*** RECORDS TO PROCESS

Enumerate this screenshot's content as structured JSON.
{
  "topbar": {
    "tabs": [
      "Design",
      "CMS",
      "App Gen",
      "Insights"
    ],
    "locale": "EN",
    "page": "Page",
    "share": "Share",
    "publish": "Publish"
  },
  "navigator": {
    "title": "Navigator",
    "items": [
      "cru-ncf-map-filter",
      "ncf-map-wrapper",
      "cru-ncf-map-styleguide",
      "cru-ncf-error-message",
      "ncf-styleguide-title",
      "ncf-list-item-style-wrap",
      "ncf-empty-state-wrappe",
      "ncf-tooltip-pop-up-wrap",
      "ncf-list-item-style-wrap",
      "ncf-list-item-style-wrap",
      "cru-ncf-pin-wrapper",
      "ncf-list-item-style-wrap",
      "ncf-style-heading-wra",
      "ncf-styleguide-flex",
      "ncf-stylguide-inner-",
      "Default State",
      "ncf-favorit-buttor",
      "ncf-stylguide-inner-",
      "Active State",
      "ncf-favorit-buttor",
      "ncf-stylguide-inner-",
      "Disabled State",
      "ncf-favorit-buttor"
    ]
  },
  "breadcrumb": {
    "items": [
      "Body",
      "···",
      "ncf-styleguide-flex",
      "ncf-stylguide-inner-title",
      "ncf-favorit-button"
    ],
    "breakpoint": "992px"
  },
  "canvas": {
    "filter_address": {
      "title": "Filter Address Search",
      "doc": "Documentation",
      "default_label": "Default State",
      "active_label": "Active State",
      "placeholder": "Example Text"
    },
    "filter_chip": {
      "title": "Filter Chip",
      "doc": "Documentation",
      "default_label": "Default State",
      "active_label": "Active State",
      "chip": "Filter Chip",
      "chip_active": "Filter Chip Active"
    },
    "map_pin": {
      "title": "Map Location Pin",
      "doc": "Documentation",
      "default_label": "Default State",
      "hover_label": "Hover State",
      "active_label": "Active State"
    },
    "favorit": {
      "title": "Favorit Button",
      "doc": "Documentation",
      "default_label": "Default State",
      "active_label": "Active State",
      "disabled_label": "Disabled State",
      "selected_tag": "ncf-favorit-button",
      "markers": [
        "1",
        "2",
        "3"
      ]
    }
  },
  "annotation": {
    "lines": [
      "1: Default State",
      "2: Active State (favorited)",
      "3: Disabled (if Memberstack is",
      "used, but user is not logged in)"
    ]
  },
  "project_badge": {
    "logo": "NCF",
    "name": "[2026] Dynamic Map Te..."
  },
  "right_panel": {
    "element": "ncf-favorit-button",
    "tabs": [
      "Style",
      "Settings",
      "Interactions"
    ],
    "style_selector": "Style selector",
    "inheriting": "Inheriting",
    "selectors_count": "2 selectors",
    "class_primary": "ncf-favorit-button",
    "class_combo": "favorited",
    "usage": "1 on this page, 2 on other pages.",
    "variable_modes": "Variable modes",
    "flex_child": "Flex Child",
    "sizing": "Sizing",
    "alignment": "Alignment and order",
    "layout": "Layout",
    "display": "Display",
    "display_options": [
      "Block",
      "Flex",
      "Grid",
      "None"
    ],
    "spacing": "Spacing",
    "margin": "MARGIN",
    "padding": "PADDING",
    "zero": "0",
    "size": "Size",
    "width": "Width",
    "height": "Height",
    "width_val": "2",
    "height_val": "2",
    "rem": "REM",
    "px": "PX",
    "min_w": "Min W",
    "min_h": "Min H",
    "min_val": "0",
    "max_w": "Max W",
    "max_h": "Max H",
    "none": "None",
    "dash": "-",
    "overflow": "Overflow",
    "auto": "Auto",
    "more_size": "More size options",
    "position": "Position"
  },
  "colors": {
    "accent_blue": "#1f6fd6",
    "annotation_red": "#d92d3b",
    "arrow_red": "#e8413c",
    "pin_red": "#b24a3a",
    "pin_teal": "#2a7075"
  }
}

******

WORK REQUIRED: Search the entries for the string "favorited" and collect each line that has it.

PROBLEM SOLUTION:
      "2: Active State (favorited)",
    "class_combo": "favorited",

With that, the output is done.